The studios will be open for your general use during posted monitored hours. A schedule will be
posted during the first week of class.
The UTEP police will have your name and student ID number, and if the studio is closed, you
may call them up and they will come over to the studio and let you into the building/class rooms.
The UTEP police number is 747-5611.
As mentioned earlier, ceramics areas can be hazardous if proper precautions are not taken. All
safety procedures will be explained to you throughout the semester, and every consideration has
been taken to create a safe environment for you to work in. If you are pregnant, or have other
physical issues such as allergies to dust, respiratory issues, anything that I should be aware of,
please inform me of this immediately, and we will work to make you safe and comfortable.
You are required to clean up your work area when you are finished working in the studio. Please
put all of your tools, materials, etc. away in your lockers, and wipe down tables, pottery wheels,
and equipment once you are finished using the labs. If you have difficulty cleaning up after
yourself, then you will receive a special tutorial on how to clean up after class.
If you must work alone, late at night, please be sure to let someone know where you are, and
please keep a cell phone with you. If you feel unsafe for any reason, you should call the UTEP
police immediately (747-5611). There is a studio phone for your use. Additionally, if you would
like an escort to your car at night, please call the UTEP Police department, and they should
accommodate your needs. Please inform me if there is a problem, and I will address it
immediately with the proper authorities.
Finished works must be removed by the date set by the instructor of this course.

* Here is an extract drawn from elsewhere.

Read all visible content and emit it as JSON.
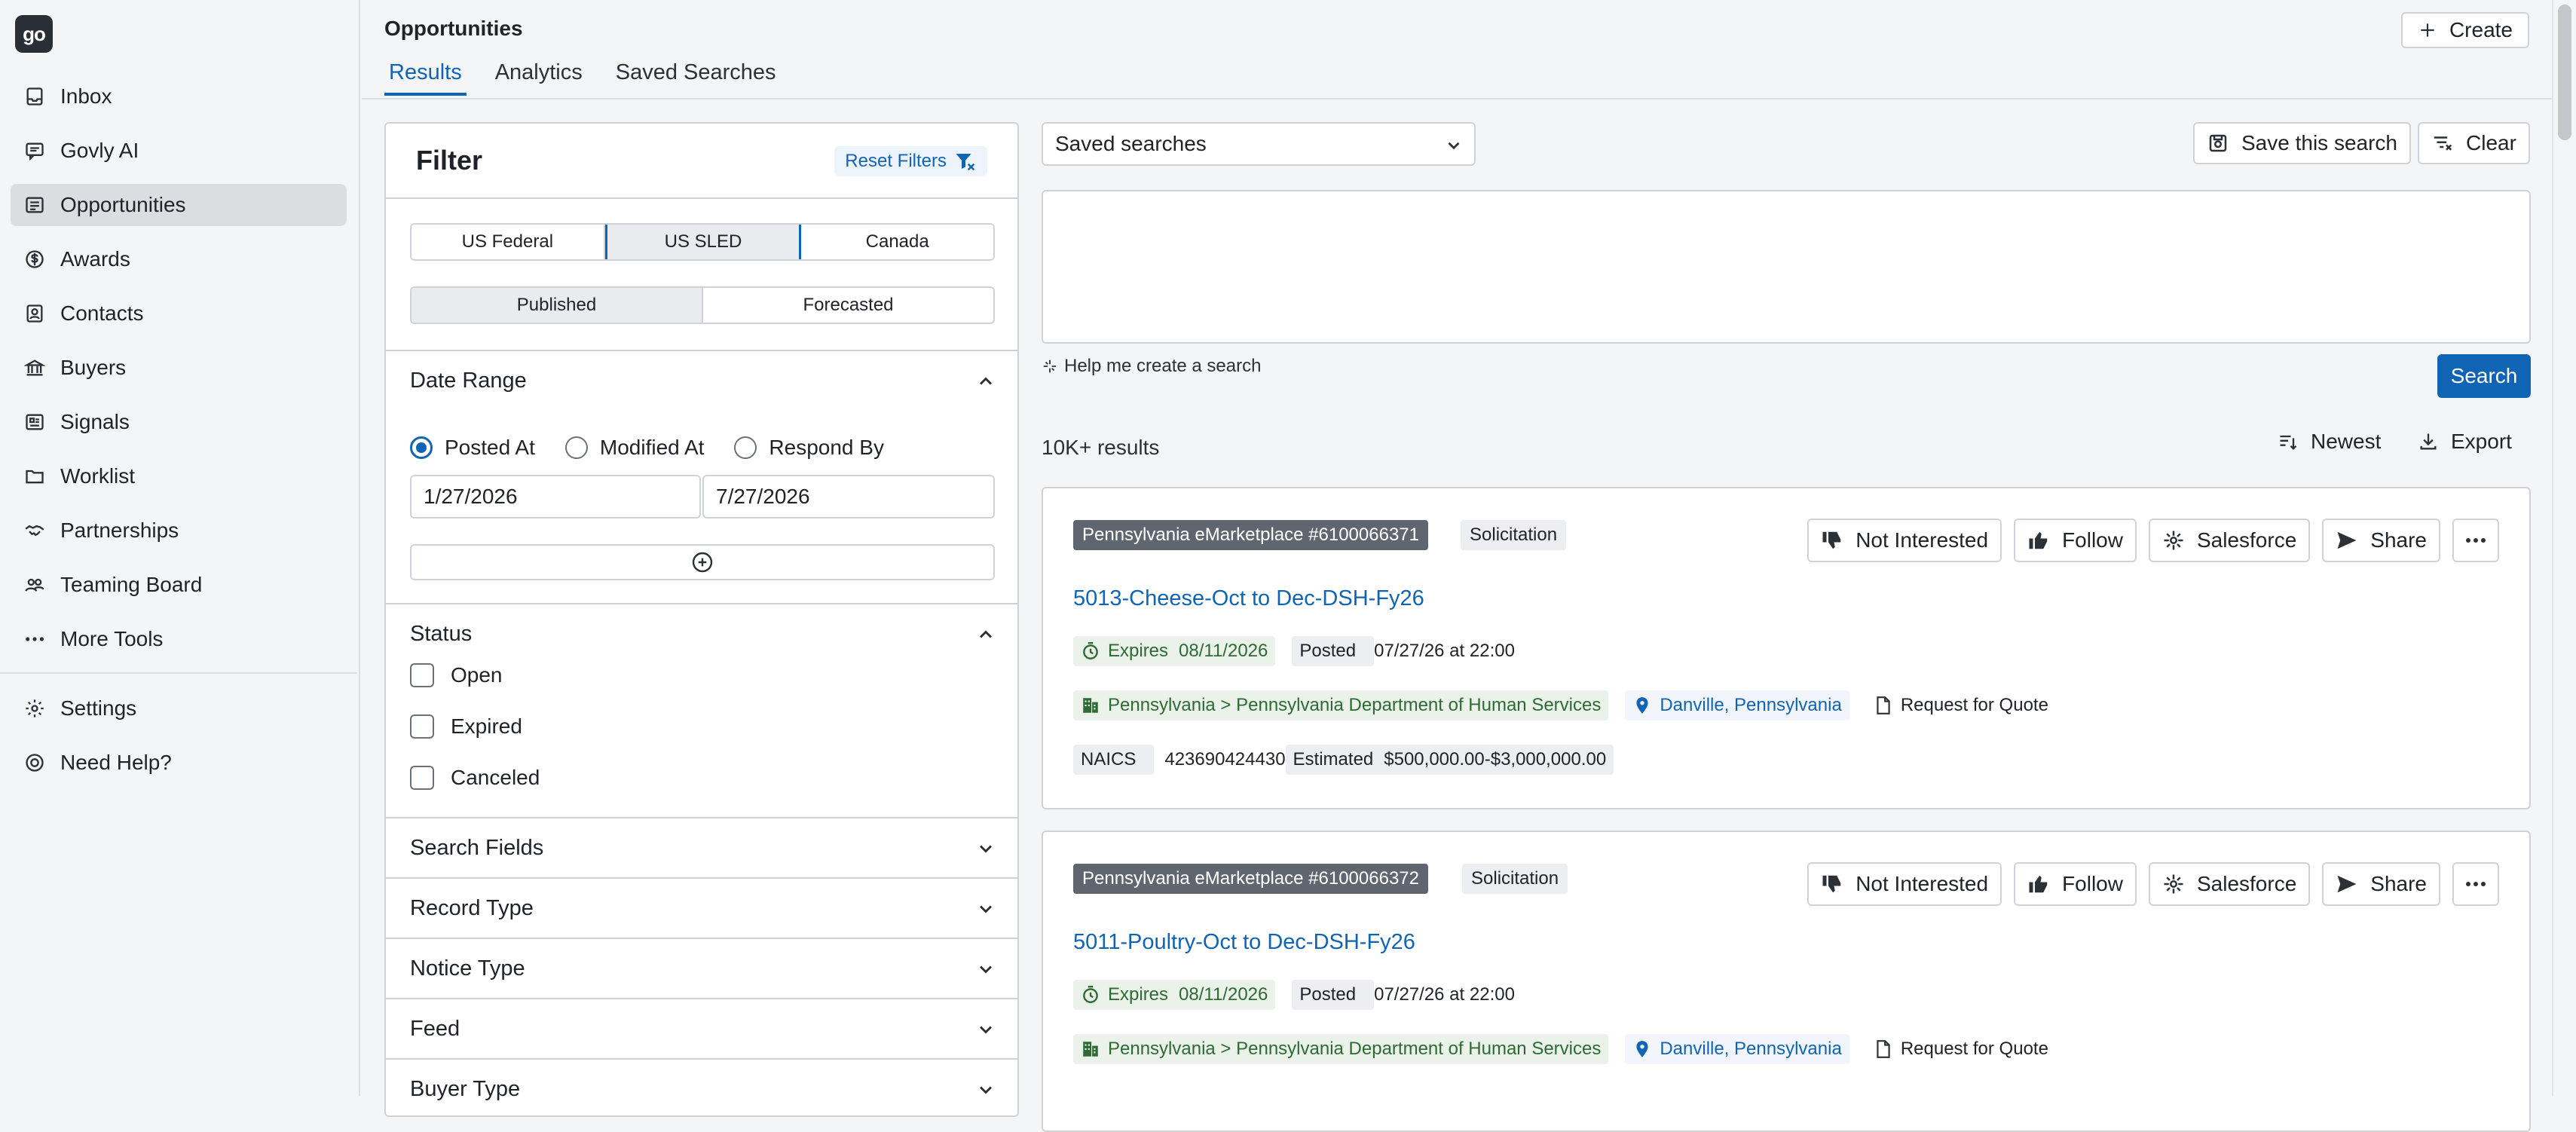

All works left in
the studio after this date will be disposed of. All tools, extra clay, etc. will become the property
of the studio after this date.
Late Assignments, Make-up Work and Exams

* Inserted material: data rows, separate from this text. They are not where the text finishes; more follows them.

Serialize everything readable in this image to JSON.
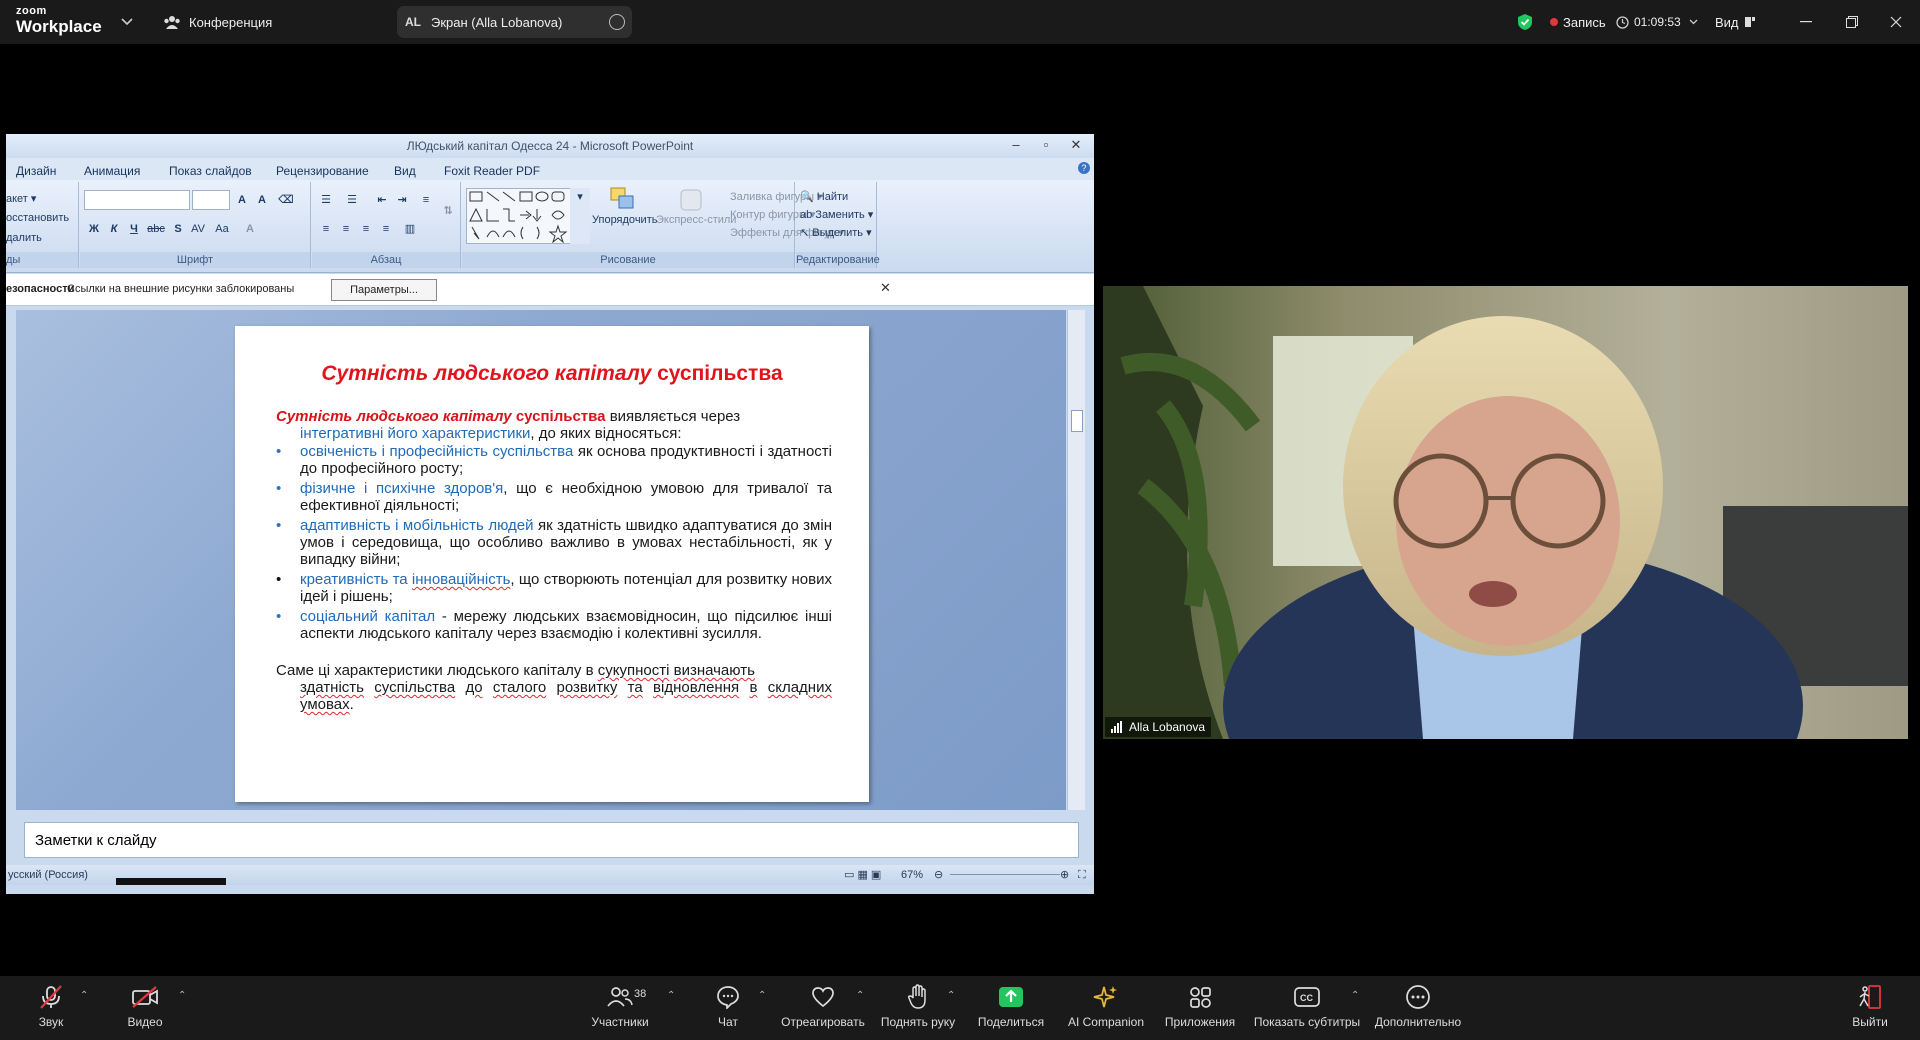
{
  "titlebar": {
    "logo_top": "zoom",
    "logo_bottom": "Workplace",
    "meeting_label": "Конференция",
    "share_initials": "AL",
    "share_label": "Экран (Alla Lobanova)",
    "recording_label": "Запись",
    "timer": "01:09:53",
    "view_label": "Вид"
  },
  "ppt": {
    "window_title": "ЛЮдський капітал Одесса 24 - Microsoft PowerPoint",
    "tabs": [
      "Дизайн",
      "Анимация",
      "Показ слайдов",
      "Рецензирование",
      "Вид",
      "Foxit Reader PDF"
    ],
    "clipboard": {
      "items": [
        "акет ▾",
        "осстановить",
        "далить"
      ],
      "group": "ды"
    },
    "font_group": "Шрифт",
    "paragraph_group": "Абзац",
    "drawing": {
      "group": "Рисование",
      "arrange": "Упорядочить",
      "quick_styles": "Экспресс-стили",
      "fill": "Заливка фигуры ▾",
      "outline": "Контур фигуры ▾",
      "effects": "Эффекты для фигур ▾"
    },
    "editing": {
      "group": "Редактирование",
      "find": "Найти",
      "replace": "Заменить ▾",
      "select": "Выделить ▾"
    },
    "security_bar": {
      "label": "езопасности",
      "message": "Ссылки на внешние рисунки заблокированы",
      "button": "Параметры..."
    },
    "notes_placeholder": "Заметки к слайду",
    "status_language": "усский (Россия)",
    "zoom_level": "67%"
  },
  "slide": {
    "title_italic": "Сутність людського капіталу",
    "title_normal": "суспільства",
    "intro_red_italic": "Сутність людського капіталу",
    "intro_red": "суспільства",
    "intro_rest": "виявляється через",
    "intro_blue": "інтегративні його характеристики",
    "intro_end": ", до яких відносяться:",
    "bullets": [
      {
        "blue": "освіченість і професійність суспільства",
        "rest": " як основа продуктивності і здатності до професійного росту;"
      },
      {
        "blue": "фізичне і психічне здоров'я",
        "rest": ", що є необхідною умовою для тривалої та ефективної діяльності;"
      },
      {
        "blue": "адаптивність і мобільність людей",
        "rest": " як здатність швидко адаптуватися до змін умов і середовища, що особливо важливо в умовах нестабільності, як у випадку війни;"
      },
      {
        "blue": " креативність та ",
        "blue2": "інноваційність",
        "rest": ", що створюють потенціал для розвитку нових ідей і рішень;"
      },
      {
        "blue": " соціальний капітал",
        "rest": " - мережу людських взаємовідносин, що підсилює інші аспекти людського капіталу через взаємодію і колективні зусилля."
      }
    ],
    "conclusion_a": "Саме ці характеристики людського капіталу в ",
    "conclusion_w1": "сукупності",
    "conclusion_b": " ",
    "conclusion_w2": "визначають",
    "conclusion_w3": "здатність",
    "conclusion_c": " ",
    "conclusion_w4": "суспільства",
    "conclusion_d": " ",
    "conclusion_w5": "до",
    "conclusion_e": " ",
    "conclusion_w6": "сталого",
    "conclusion_f": " ",
    "conclusion_w7": "розвитку",
    "conclusion_g": " ",
    "conclusion_w8": "та",
    "conclusion_h": " ",
    "conclusion_w9": "відновлення",
    "conclusion_i": " ",
    "conclusion_w10": "в",
    "conclusion_j": " ",
    "conclusion_w11": "складних",
    "conclusion_w12": "умовах",
    "conclusion_end": "."
  },
  "video": {
    "participant_name": "Alla Lobanova"
  },
  "toolbar": {
    "audio": "Звук",
    "video": "Видео",
    "participants": "Участники",
    "participants_count": "38",
    "chat": "Чат",
    "react": "Отреагировать",
    "raise_hand": "Поднять руку",
    "share": "Поделиться",
    "ai": "AI Companion",
    "apps": "Приложения",
    "captions": "Показать субтитры",
    "more": "Дополнительно",
    "leave": "Выйти"
  },
  "colors": {
    "accent_green": "#22c55e",
    "record_red": "#e0383e",
    "slide_red": "#d6141b",
    "slide_blue": "#1f6bb8"
  }
}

Late assignments, make-up work, and make-up exams are only afforded in the case of an
excused absence by arrangement and approval of the instructor.
Incompletes, Withdrawals, Pass/Fail

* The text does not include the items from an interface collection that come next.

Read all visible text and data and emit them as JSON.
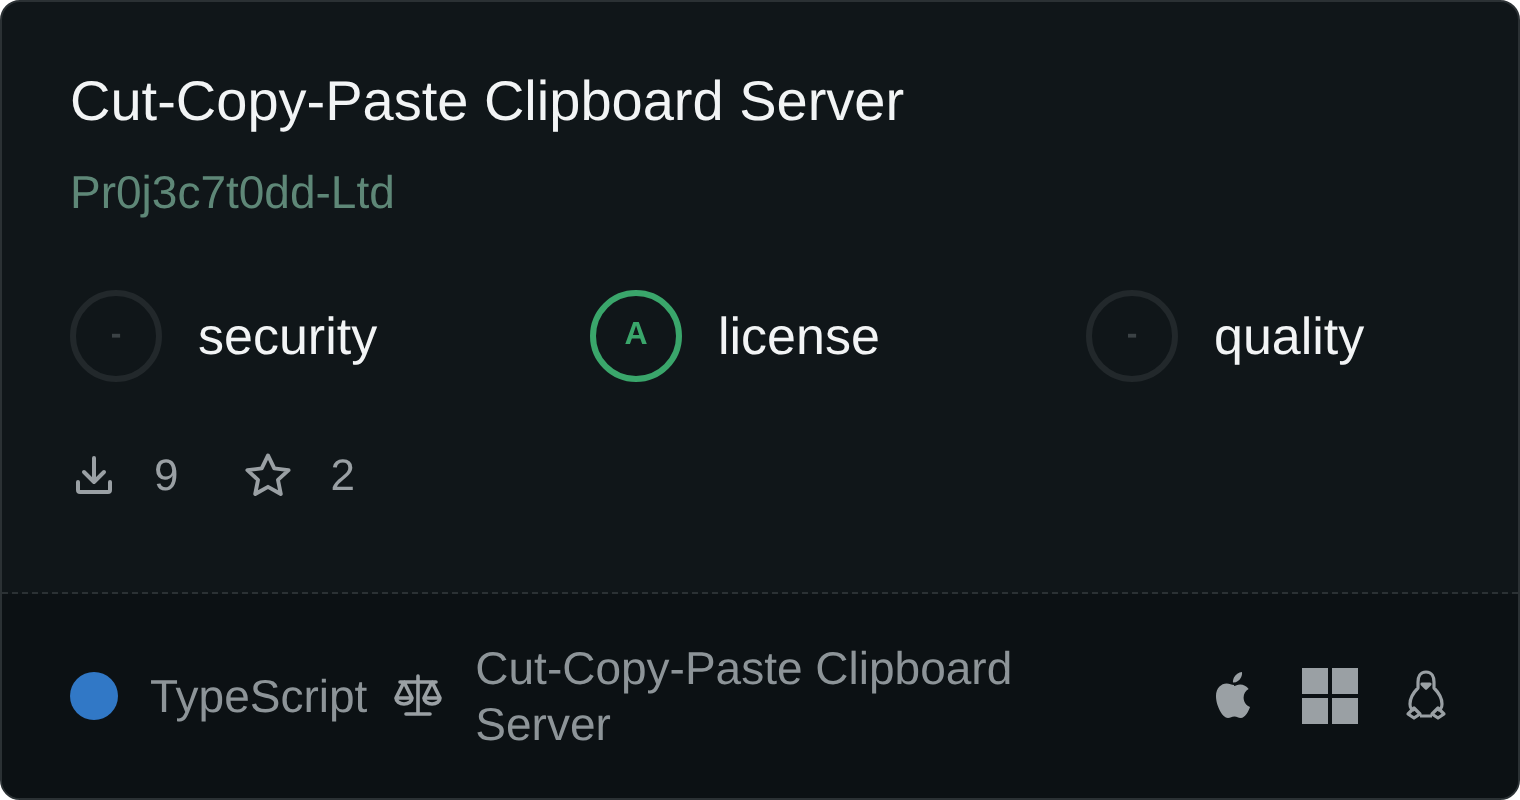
{
  "title": "Cut-Copy-Paste Clipboard Server",
  "publisher": "Pr0j3c7t0dd-Ltd",
  "scores": [
    {
      "grade": "-",
      "label": "security",
      "rated": false
    },
    {
      "grade": "A",
      "label": "license",
      "rated": true
    },
    {
      "grade": "-",
      "label": "quality",
      "rated": false
    }
  ],
  "stats": {
    "downloads": "9",
    "stars": "2"
  },
  "footer": {
    "language": {
      "name": "TypeScript",
      "color": "#3178c6"
    },
    "license": "Cut-Copy-Paste Clipboard Server",
    "platforms": [
      {
        "kind": "apple"
      },
      {
        "kind": "windows"
      },
      {
        "kind": "linux"
      }
    ]
  }
}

Incompletes or “I” grades will be considered for students completing satisfactory or
better work and having serious legitimate situations beyond their control requiring
additional time to complete the course requirements. All “I” grades are at the discretion
of the instructor and the approval of the Department Chair.
Students hold full responsibility for withdrawing from this course if that procedure is
elected. Withdrawals must be completed on or before the final date to drop a course with
a “W”. Students missing this deadline will be issued a grade for the performance in the
Ceramics 3304 is a grade-based course and is not available for audit or pass/fail options.
University Policy Statements
Cheating/Plagiarism: Cheating is unethical and not acceptable. Plagiarism is using information or
original wording in a paper without giving credit to the source of that information or wording: it is also not
acceptable. Do not submit work under your name that you did not do yourself. You may not submit work
for this class that you did for another class. If you are found to be cheating or plagiarizing, you will be
subject to disciplinary action, per UTEP catalog policy. Refer to
http://www.utep.edu/dos/acadintg.htm for further information.
Disabilities: I will make any reasonable accommodations for students with limitations due to
disabilities, including learning disabilities. Please see me personally before or after class in the first two
weeks or make an appointment, to discuss any special needs you might have. If you have a
documented disability and require specific accommodations, you will need to contact the Disabled
Student Services Office in the East Union Bldg., Room 106 within the first two weeks of classes. The
Disabled Student Services Office can also be reached in the following ways:
CERM 3304 syllabus acknowledgement and course contract acceptance.
I have received and reviewed the attached syllabus. I have had the opportunity to ask questions for
clarification and I understand and agree to the conditions of this syllabus.
Course # -CERM 3304 Section #- 01? Semester Date – Spring 2010
Name (print) ________________________________________________________
UTEP Student ID # ________ - ________ - _________________